[Data about app and page elements]
________________________________________

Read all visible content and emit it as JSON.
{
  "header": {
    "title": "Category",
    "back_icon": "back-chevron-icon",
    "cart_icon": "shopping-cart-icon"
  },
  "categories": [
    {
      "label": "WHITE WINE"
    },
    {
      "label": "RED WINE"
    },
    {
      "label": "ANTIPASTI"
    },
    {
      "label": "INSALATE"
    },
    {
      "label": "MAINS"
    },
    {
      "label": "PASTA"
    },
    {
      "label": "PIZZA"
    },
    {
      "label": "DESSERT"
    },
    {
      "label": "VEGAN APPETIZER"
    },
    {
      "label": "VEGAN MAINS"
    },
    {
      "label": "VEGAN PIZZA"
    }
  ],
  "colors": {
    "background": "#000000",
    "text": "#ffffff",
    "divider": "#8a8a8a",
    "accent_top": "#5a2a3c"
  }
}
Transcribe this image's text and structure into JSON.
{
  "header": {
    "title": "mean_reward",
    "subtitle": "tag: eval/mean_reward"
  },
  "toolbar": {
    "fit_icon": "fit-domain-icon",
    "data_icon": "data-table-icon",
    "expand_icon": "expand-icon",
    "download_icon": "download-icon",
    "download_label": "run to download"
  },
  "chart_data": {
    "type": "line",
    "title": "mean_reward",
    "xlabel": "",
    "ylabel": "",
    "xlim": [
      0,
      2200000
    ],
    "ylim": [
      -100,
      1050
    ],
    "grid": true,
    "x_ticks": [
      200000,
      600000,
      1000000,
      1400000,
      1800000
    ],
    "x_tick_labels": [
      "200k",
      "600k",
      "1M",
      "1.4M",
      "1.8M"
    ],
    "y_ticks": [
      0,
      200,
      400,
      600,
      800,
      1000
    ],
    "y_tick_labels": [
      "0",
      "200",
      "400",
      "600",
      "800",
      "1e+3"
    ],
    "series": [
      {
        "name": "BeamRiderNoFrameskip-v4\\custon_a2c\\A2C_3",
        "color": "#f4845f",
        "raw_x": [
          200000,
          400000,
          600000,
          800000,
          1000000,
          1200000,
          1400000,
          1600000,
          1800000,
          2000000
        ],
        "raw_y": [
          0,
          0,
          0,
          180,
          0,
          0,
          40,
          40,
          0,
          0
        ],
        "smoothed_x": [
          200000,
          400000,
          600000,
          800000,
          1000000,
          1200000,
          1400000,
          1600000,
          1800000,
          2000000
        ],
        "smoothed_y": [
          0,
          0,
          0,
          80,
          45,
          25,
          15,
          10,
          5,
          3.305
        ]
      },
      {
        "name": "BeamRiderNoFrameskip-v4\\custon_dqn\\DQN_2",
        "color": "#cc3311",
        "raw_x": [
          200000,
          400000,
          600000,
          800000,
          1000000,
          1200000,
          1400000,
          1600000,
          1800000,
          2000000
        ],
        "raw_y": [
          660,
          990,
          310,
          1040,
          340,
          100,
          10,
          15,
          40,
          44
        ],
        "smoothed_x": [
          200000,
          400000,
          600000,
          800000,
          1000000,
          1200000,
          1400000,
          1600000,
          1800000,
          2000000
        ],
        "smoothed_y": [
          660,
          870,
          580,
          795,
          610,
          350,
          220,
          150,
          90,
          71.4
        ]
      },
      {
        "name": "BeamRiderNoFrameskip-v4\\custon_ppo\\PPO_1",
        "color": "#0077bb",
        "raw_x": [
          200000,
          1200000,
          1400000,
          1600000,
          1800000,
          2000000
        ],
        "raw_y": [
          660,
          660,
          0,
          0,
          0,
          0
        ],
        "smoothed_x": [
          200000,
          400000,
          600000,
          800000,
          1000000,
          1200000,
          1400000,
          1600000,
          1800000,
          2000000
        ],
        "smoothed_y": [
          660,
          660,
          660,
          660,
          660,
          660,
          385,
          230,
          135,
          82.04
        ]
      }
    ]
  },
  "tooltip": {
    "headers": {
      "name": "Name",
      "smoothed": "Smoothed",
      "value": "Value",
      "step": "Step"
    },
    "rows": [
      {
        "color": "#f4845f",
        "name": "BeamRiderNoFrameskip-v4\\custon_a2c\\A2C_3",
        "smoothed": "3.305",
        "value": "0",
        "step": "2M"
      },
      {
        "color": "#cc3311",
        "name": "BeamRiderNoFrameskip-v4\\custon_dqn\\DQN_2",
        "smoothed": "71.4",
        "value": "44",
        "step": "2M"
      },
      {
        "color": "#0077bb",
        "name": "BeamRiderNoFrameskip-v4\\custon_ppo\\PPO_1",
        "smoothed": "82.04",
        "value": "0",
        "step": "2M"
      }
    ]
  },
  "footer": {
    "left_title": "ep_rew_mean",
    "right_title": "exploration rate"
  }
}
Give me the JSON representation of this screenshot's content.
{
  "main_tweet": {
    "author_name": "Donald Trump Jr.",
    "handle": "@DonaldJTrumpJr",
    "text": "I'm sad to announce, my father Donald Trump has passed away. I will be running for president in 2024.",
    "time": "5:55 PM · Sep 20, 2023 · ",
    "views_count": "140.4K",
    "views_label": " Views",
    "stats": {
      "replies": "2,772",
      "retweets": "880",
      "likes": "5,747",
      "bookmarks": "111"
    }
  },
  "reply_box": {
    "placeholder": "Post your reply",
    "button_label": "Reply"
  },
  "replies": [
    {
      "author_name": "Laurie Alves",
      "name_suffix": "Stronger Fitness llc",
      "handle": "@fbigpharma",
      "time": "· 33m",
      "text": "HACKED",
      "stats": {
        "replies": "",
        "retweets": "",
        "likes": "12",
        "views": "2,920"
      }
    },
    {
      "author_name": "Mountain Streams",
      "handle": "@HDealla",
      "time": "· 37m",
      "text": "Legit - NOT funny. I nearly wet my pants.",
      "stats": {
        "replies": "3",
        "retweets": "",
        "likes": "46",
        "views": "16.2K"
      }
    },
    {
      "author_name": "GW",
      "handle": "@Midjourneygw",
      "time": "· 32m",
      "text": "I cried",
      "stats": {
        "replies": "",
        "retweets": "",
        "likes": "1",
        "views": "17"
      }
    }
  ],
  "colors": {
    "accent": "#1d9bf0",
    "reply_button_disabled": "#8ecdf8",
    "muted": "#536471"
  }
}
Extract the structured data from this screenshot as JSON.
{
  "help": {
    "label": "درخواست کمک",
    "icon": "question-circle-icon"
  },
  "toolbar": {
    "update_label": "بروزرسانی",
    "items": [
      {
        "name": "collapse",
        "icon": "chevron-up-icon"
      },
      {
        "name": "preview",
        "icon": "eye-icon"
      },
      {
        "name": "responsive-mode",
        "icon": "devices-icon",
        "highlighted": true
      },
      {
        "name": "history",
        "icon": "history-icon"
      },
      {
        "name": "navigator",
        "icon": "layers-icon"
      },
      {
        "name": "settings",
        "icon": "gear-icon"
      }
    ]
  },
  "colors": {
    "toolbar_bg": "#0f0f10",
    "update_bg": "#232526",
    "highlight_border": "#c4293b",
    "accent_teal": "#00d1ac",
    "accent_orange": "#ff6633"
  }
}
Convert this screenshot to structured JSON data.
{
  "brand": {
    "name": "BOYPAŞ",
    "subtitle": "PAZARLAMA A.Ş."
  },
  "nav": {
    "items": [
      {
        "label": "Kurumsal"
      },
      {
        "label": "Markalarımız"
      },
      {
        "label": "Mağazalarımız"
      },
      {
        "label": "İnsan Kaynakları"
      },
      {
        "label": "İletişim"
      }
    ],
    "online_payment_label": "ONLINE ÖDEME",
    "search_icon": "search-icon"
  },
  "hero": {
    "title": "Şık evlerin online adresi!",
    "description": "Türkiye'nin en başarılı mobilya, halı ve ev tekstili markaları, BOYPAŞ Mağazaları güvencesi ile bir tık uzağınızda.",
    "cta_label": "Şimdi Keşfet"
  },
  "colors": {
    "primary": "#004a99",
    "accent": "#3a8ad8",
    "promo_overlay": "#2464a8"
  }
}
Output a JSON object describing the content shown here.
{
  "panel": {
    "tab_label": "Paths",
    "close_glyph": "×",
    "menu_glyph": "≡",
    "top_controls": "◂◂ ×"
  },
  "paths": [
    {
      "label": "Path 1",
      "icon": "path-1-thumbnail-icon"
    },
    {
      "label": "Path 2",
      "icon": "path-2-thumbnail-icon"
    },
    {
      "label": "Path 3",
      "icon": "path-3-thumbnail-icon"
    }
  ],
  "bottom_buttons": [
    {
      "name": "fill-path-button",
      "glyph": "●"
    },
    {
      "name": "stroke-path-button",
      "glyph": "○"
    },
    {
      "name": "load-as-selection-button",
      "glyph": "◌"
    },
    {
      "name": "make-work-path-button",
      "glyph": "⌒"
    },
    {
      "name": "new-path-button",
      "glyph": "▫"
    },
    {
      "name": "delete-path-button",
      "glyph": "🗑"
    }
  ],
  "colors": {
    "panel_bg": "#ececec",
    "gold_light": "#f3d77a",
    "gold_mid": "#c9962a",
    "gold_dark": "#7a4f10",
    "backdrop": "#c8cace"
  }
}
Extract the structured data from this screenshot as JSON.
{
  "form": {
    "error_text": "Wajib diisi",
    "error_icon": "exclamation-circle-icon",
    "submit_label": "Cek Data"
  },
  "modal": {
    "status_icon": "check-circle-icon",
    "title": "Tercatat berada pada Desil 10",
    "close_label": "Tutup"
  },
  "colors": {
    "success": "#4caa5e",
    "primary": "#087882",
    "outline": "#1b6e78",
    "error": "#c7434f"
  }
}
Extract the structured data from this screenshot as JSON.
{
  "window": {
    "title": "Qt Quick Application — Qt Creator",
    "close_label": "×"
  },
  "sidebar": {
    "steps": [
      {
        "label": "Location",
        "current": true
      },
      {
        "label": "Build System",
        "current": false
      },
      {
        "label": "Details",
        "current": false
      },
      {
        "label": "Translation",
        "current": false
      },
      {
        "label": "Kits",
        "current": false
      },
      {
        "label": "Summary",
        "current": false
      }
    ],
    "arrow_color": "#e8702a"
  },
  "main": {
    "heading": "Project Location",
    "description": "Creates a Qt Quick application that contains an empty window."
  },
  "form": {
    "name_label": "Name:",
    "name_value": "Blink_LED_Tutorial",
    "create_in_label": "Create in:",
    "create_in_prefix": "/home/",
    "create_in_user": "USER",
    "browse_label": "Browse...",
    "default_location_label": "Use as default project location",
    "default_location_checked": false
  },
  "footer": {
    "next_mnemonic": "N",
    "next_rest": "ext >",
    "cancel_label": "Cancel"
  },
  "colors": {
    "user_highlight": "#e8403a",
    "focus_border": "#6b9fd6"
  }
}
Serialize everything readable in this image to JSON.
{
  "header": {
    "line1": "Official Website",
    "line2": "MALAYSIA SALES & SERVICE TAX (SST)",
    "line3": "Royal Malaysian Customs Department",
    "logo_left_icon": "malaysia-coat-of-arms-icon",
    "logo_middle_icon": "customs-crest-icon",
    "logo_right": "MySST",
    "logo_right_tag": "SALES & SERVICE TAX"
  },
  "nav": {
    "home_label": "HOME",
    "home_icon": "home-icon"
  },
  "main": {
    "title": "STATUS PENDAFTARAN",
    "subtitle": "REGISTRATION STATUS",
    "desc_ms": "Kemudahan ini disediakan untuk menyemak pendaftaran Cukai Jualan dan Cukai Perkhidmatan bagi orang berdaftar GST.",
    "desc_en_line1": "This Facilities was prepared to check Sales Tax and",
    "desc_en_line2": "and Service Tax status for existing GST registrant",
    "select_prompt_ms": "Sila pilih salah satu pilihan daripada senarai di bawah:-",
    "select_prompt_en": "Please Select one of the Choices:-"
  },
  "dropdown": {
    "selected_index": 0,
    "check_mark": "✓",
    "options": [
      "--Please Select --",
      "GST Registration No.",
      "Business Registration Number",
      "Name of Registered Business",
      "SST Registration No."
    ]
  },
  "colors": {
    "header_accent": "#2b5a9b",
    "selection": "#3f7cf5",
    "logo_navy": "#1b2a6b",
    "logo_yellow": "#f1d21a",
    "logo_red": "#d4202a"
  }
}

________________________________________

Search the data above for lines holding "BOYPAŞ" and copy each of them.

__RESULT OF THIS TASK__
    "name": "BOYPAŞ",
    "description": "Türkiye'nin en başarılı mobilya, halı ve ev tekstili markaları, BOYPAŞ Mağazaları güvencesi ile bir tık uzağınızda.",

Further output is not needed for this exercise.